Nonetheless, whom has not been eliminated from the English language, and in writing it is still a good idea to preserve the who–whom distinction. Professional writers generally do.
Andrew, who/whom I admire, is an excellent actor.
Example B contains two clauses. Besides the main clause, Andrew is an excellent actor, there is an embedded relative clause, who/whom I admire.
In this case, the clause who/whom I admire is conveniently set off with commas. Take advantage of it! Mentally (or literally) cross out everything except the words between the commas, because the internal grammar of that clause is the only thing affecting the pronoun form.
1. Reorder the words so that the subject appears first.
I admire [who/whom].
2. Replace the who/whom above with he/him.
I admire [he/him].
3. Determine the correct choice between he and him, which is the object form him. That tells you that whom, which is also the object form, is the correct choice in the original sentence:
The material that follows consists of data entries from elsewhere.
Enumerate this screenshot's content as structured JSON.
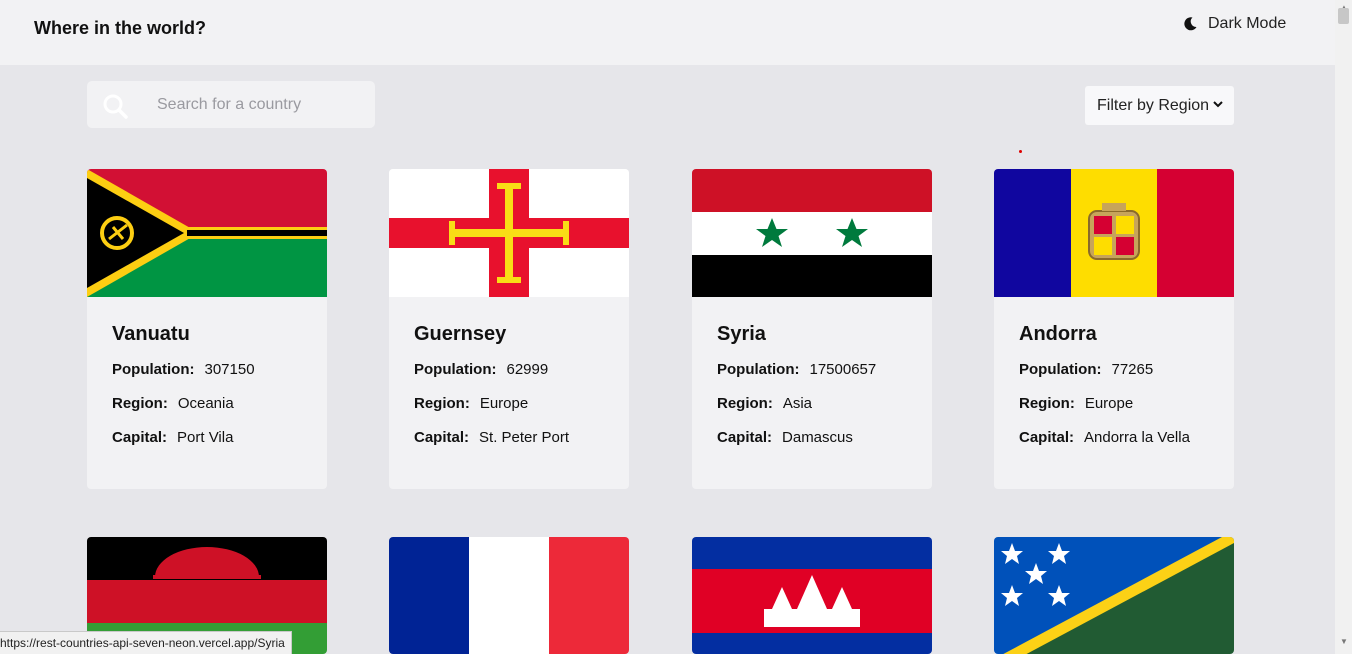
{
  "header": {
    "title": "Where in the world?",
    "dark_mode_label": "Dark Mode",
    "dark_mode_icon": "moon-icon"
  },
  "search": {
    "placeholder": "Search for a country",
    "value": "",
    "icon": "search-icon"
  },
  "filter": {
    "label": "Filter by Region",
    "icon": "chevron-down-icon"
  },
  "labels": {
    "population": "Population:",
    "region": "Region:",
    "capital": "Capital:"
  },
  "countries": [
    {
      "name": "Vanuatu",
      "population": "307150",
      "region": "Oceania",
      "capital": "Port Vila"
    },
    {
      "name": "Guernsey",
      "population": "62999",
      "region": "Europe",
      "capital": "St. Peter Port"
    },
    {
      "name": "Syria",
      "population": "17500657",
      "region": "Asia",
      "capital": "Damascus"
    },
    {
      "name": "Andorra",
      "population": "77265",
      "region": "Europe",
      "capital": "Andorra la Vella"
    }
  ],
  "status_bar": {
    "url": "https://rest-countries-api-seven-neon.vercel.app/Syria"
  },
  "colors": {
    "background": "#e6e6ea",
    "surface": "#f2f2f4",
    "text": "#111111"
  }
}
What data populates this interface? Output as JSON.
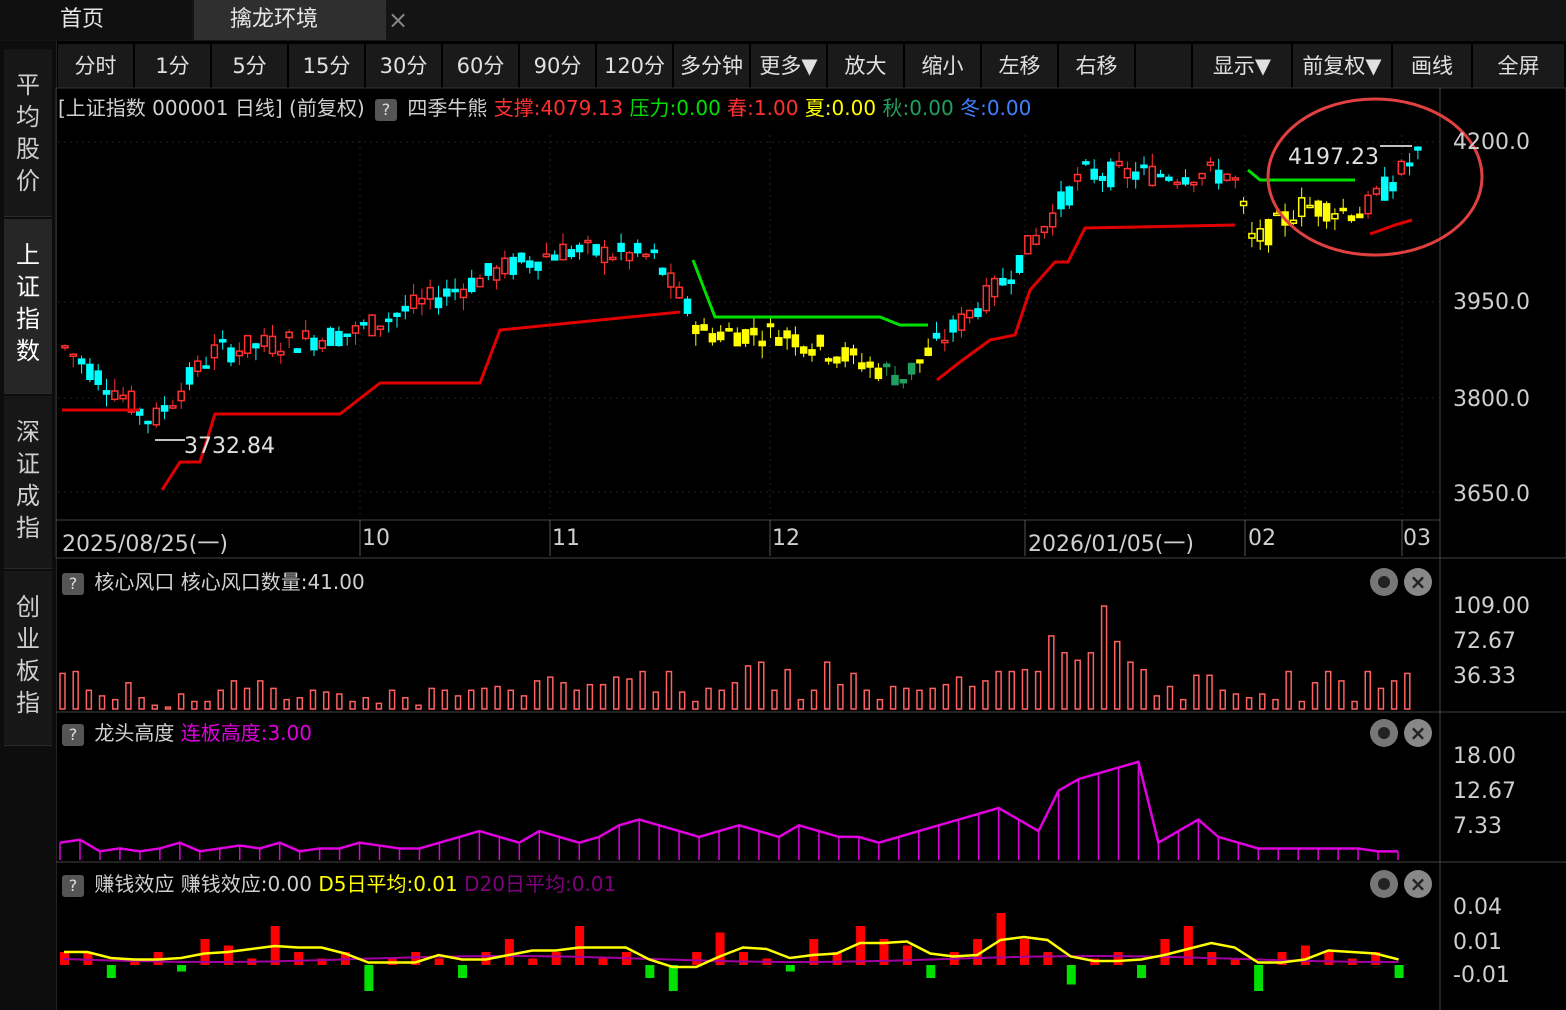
{
  "tabs": {
    "home": "首页",
    "active": "擒龙环境",
    "close": "×"
  },
  "sidebar": [
    {
      "label": "平均股价",
      "active": false
    },
    {
      "label": "上证指数",
      "active": true
    },
    {
      "label": "深证成指",
      "active": false
    },
    {
      "label": "创业板指",
      "active": false
    }
  ],
  "toolbar": [
    "分时",
    "1分",
    "5分",
    "15分",
    "30分",
    "60分",
    "90分",
    "120分",
    "多分钟",
    "更多▼",
    "放大",
    "缩小",
    "左移",
    "右移",
    "",
    "显示▼",
    "前复权▼",
    "画线",
    "全屏"
  ],
  "header": {
    "title": "[上证指数 000001 日线]",
    "adj": "(前复权)",
    "help": "?",
    "indicator": "四季牛熊",
    "support": "支撑:4079.13",
    "pressure": "压力:0.00",
    "spring": "春:1.00",
    "summer": "夏:0.00",
    "autumn": "秋:0.00",
    "winter": "冬:0.00"
  },
  "main_chart": {
    "yticks": [
      "4200.0",
      "3950.0",
      "3800.0",
      "3650.0"
    ],
    "dates": [
      "2025/08/25(一)",
      "10",
      "11",
      "12",
      "2026/01/05(一)",
      "02",
      "03"
    ],
    "high_label": "4197.23",
    "low_label": "3732.84"
  },
  "panel1": {
    "help": "?",
    "name": "核心风口",
    "value": "核心风口数量:41.00",
    "yticks": [
      "109.00",
      "72.67",
      "36.33"
    ]
  },
  "panel2": {
    "help": "?",
    "name": "龙头高度",
    "value": "连板高度:3.00",
    "yticks": [
      "18.00",
      "12.67",
      "7.33"
    ]
  },
  "panel3": {
    "help": "?",
    "name": "赚钱效应",
    "value": "赚钱效应:0.00",
    "d5": "D5日平均:0.01",
    "d20": "D20日平均:0.01",
    "yticks": [
      "0.04",
      "0.01",
      "-0.01"
    ]
  },
  "colors": {
    "up": "#ff3030",
    "down": "#00ffff",
    "yellow": "#ffff00",
    "green": "#00e000",
    "magenta": "#e000e0",
    "bar": "#ff6060",
    "annot": "#e04040"
  },
  "chart_data": [
    {
      "type": "candlestick",
      "title": "上证指数 000001 日线",
      "ylim": [
        3600,
        4230
      ],
      "x": [
        "2025/08/25",
        "10",
        "11",
        "12",
        "2026/01/05",
        "02",
        "03"
      ],
      "series": [
        {
          "name": "支撑",
          "values": [
            3790,
            3790,
            3790,
            3820,
            3820,
            3850,
            3850,
            3890,
            3920,
            3920,
            3920,
            3920,
            3920,
            3920,
            3920,
            3900,
            3900,
            3880,
            4080,
            4080,
            4080,
            4080,
            4080,
            4080,
            4080
          ]
        }
      ]
    },
    {
      "type": "bar",
      "title": "核心风口",
      "ylim": [
        0,
        115
      ],
      "values": [
        38,
        40,
        20,
        14,
        10,
        28,
        12,
        4,
        2,
        16,
        8,
        8,
        20,
        30,
        22,
        30,
        22,
        10,
        12,
        20,
        18,
        16,
        8,
        12,
        6,
        20,
        12,
        4,
        22,
        20,
        14,
        20,
        22,
        24,
        20,
        14,
        30,
        34,
        28,
        20,
        26,
        26,
        34,
        32,
        40,
        18,
        40,
        18,
        8,
        22,
        20,
        28,
        46,
        50,
        20,
        42,
        10,
        20,
        50,
        26,
        38,
        20,
        10,
        24,
        22,
        20,
        22,
        26,
        34,
        24,
        30,
        40,
        40,
        42,
        40,
        78,
        60,
        52,
        60,
        110,
        72,
        50,
        42,
        14,
        24,
        10,
        36,
        36,
        20,
        16,
        12,
        16,
        10,
        40,
        8,
        28,
        40,
        30,
        8,
        40,
        22,
        30,
        38
      ]
    },
    {
      "type": "line",
      "title": "龙头高度",
      "ylim": [
        0,
        19
      ],
      "values": [
        3,
        3.5,
        1.5,
        2,
        1.5,
        2,
        3,
        1.5,
        2,
        2.5,
        2,
        3,
        1.5,
        2,
        2,
        3,
        2.5,
        2,
        2,
        3,
        4,
        5,
        4,
        3,
        5,
        4,
        3,
        4,
        6,
        7,
        6,
        5,
        4,
        5,
        6,
        5,
        4,
        6,
        5,
        4,
        4,
        3,
        4,
        5,
        6,
        7,
        8,
        9,
        7,
        5,
        12,
        14,
        15,
        16,
        17,
        3,
        5,
        7,
        4,
        3,
        2,
        2,
        2,
        2,
        2,
        2,
        1.5,
        1.5
      ]
    },
    {
      "type": "bar",
      "title": "赚钱效应",
      "ylim": [
        -0.03,
        0.045
      ],
      "values": [
        0.01,
        0.01,
        -0.01,
        0.005,
        0.01,
        -0.005,
        0.02,
        0.015,
        0.005,
        0.03,
        0.01,
        0.005,
        0.01,
        -0.02,
        0.005,
        0.01,
        0.005,
        -0.01,
        0.01,
        0.02,
        0.005,
        0.01,
        0.03,
        0.005,
        0.01,
        -0.01,
        -0.02,
        0.01,
        0.025,
        0.01,
        0.005,
        -0.005,
        0.02,
        0.01,
        0.03,
        0.02,
        0.015,
        -0.01,
        0.01,
        0.02,
        0.04,
        0.02,
        0.01,
        -0.015,
        0.005,
        0.01,
        -0.01,
        0.02,
        0.03,
        0.01,
        0.005,
        -0.02,
        0.01,
        0.015,
        0.01,
        0.005,
        0.01,
        -0.01
      ]
    }
  ]
}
Andrew, whom I admire, is an excellent actor.
Andrew, who/whom I believe is an excellent actor, is waiting tables.
Once again, cross out everything except the words between the commas. Then:
ı. Reorder the words so that the subject appears first.
I believe [who/whom] is an excellent actor.
2. Replace the who/whom with he/him.
I believe [he/him] is an excellent actor.
3. Determine the correct choice between he and him, which is the subject form he. That tells you that the subject form who is the correct form in the original sentence:
Andrew, who I believe is an excellent actor, is waiting tables.